But if you think of Verdun as a place which has a great sentimental value for both the French and the Germans; if you think of it as a place which by reason of its importance in other days still preserves a value in the minds of the mass of the French and German publics, a town the taking of which would as a result of this wholly false appraisal be reckoned in Germany as a great victory, which would vastly encourage German masses and would be accepted in France as a great defeat which would equally depress the French public, you will think of the battle for Verdun as it is.

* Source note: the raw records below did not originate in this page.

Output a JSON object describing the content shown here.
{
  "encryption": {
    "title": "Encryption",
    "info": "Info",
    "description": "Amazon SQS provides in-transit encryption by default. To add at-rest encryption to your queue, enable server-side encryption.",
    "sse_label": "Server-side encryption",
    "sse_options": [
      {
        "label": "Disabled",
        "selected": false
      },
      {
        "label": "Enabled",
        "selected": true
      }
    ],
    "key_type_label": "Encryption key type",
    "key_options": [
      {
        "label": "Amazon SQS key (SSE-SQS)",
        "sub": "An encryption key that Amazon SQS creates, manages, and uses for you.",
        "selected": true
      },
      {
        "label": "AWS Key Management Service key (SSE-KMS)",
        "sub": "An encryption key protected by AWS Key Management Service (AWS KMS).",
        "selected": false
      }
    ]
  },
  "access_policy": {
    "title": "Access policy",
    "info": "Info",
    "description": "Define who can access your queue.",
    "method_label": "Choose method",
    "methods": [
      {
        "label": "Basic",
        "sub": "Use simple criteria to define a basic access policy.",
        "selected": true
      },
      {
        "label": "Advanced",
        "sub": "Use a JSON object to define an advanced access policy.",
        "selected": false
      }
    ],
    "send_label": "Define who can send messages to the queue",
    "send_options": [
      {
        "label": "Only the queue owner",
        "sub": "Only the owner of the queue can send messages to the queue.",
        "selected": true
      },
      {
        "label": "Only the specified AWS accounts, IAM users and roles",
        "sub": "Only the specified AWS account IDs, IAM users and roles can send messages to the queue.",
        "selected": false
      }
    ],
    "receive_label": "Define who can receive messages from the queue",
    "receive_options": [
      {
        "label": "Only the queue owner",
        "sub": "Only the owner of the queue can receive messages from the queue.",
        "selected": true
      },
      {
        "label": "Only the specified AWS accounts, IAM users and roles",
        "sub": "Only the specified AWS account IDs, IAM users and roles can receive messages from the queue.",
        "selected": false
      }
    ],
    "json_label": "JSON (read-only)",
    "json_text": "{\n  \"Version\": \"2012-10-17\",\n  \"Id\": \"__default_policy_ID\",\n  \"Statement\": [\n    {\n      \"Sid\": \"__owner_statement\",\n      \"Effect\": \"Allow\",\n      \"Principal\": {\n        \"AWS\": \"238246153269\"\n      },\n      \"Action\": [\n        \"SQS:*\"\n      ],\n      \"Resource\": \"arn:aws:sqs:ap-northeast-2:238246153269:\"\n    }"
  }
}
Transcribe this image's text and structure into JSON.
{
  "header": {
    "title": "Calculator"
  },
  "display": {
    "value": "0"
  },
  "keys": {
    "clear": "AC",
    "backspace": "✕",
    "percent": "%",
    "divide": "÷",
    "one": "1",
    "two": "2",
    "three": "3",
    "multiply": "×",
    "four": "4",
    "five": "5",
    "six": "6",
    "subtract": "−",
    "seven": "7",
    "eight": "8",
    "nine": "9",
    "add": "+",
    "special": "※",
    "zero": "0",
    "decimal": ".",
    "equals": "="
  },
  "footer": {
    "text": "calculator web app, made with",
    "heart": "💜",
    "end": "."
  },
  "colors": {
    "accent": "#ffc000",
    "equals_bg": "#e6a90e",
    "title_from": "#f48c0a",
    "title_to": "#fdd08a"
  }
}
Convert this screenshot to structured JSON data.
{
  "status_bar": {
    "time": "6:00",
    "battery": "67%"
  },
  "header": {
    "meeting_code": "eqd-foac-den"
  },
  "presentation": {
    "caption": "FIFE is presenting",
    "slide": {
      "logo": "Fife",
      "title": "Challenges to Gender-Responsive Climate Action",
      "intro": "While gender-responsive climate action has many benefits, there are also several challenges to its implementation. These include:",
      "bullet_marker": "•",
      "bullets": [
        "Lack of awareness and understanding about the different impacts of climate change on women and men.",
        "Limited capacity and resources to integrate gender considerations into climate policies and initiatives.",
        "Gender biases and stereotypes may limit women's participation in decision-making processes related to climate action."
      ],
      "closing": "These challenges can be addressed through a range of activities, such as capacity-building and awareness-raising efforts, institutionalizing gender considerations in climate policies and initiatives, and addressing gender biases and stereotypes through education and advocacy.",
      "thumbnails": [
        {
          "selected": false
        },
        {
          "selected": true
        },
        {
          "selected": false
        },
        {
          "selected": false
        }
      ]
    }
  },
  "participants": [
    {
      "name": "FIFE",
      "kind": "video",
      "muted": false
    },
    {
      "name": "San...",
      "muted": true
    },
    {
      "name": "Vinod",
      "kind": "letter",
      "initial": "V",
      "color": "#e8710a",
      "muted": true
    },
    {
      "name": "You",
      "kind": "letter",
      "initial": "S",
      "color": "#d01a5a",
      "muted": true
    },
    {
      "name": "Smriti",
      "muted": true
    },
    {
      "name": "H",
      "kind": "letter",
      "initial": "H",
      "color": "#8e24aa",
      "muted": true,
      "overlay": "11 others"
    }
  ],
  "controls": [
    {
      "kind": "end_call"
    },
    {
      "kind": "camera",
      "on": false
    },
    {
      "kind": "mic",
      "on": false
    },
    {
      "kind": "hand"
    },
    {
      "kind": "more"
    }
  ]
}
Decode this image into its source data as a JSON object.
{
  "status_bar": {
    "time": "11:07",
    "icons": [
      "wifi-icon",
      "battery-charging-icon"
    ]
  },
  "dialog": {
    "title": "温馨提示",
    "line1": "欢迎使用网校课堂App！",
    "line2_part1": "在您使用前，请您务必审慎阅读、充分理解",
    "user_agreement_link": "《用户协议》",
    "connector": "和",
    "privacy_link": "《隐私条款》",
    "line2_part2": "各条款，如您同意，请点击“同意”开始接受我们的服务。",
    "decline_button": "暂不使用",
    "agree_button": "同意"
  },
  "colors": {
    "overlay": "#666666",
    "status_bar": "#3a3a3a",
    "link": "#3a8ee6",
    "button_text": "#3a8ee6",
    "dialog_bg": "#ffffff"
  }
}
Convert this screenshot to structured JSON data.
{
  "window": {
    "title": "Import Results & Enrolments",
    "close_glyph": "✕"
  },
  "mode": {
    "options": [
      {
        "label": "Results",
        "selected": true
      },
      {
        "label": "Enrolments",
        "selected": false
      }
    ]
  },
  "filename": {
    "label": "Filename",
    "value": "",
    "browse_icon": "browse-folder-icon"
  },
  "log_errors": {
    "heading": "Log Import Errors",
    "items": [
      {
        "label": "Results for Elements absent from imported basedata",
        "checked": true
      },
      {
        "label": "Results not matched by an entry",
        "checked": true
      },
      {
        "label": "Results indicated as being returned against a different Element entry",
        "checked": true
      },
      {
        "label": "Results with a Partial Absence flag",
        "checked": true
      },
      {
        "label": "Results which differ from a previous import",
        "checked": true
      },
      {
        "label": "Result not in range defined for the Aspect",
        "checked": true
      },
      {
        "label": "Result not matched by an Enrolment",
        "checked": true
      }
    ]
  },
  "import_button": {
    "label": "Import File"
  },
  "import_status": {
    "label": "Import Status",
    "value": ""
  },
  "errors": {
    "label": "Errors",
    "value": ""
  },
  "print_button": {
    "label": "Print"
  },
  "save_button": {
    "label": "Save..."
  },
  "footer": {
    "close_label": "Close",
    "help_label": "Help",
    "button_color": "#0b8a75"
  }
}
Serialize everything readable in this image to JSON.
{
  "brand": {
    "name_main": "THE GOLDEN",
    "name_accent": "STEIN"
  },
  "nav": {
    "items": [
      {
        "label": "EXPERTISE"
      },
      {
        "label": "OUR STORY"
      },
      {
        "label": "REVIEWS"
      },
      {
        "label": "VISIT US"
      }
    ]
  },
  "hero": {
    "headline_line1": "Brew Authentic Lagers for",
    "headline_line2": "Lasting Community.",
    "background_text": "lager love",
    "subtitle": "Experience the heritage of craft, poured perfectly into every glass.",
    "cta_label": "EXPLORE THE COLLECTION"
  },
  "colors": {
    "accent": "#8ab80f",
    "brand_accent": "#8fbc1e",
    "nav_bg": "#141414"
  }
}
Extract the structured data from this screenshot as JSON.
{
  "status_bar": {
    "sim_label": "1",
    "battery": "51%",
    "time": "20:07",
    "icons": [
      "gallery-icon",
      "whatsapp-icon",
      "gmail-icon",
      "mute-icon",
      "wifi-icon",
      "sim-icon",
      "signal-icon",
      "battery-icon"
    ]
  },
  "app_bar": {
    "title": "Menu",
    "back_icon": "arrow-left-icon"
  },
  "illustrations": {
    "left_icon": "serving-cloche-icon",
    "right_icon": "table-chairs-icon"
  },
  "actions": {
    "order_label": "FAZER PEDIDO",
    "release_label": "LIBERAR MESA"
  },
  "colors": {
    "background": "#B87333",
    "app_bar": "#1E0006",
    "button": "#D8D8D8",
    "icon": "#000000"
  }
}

If you go to Verdun you will see that the estimate that the world has placed upon it is illusory. You will see it is an abandoned town. You will see, as I did, that great and famous forts are without guns, and you will see, as I did, that the positions which the French have prepared behind the Meuse and above the town are vastly stronger than those which they have held successfully, in Lorraine or any other place where the attacks have been bitter, for nearly two years.

There are no forts, fortifications, fortresses, in this war. There are just trenches, and the Verdun sector is no exception. Verdun is not surrounded; it is not invested. I went to the town from Bar-le-Duc in an automobile without difficulty, and I ran back to Paris by another road, through Chalons, with equal ease. The Germans have never got within three miles of the town on any side; to the west of the River Meuse they are not within six miles of it. They are not gaining, and have not been gaining for weeks; they are merely fighting a desperate trench campaign, and the French are fighting back, retaking trenches on the east of the river, because they are in their last line on this bank of the river, but paying less attention to German trench gains on the west because the Germans are still far from the Charny Ridge, their main position.

If Verdun falls, that is, if the French are compelled under pressure or as a result of the cost of holding their present awkward position to go back behind the river, they will lose fifty or a hundred square miles of French territory, they will lose all the tremendous value of the moral “lift” which the successful defence has brought, but they will lose nothing else; and when the Germans have taken Verdun, the ashes, the ruins, they will stop, because there is no object or value in further attack. They are fighting for moral values, and the French politician has overruled the French soldier and compelled him to accept battle on unfavorable ground for this same moral value, but against his military judgment. He has done it successfully. He expects and France expects that he will continue to do it successfully, but in the wholly remote contingency that he failed (I can only say that it is a contingency no longer considered in France), a loss in moral advantage would be the only consequence.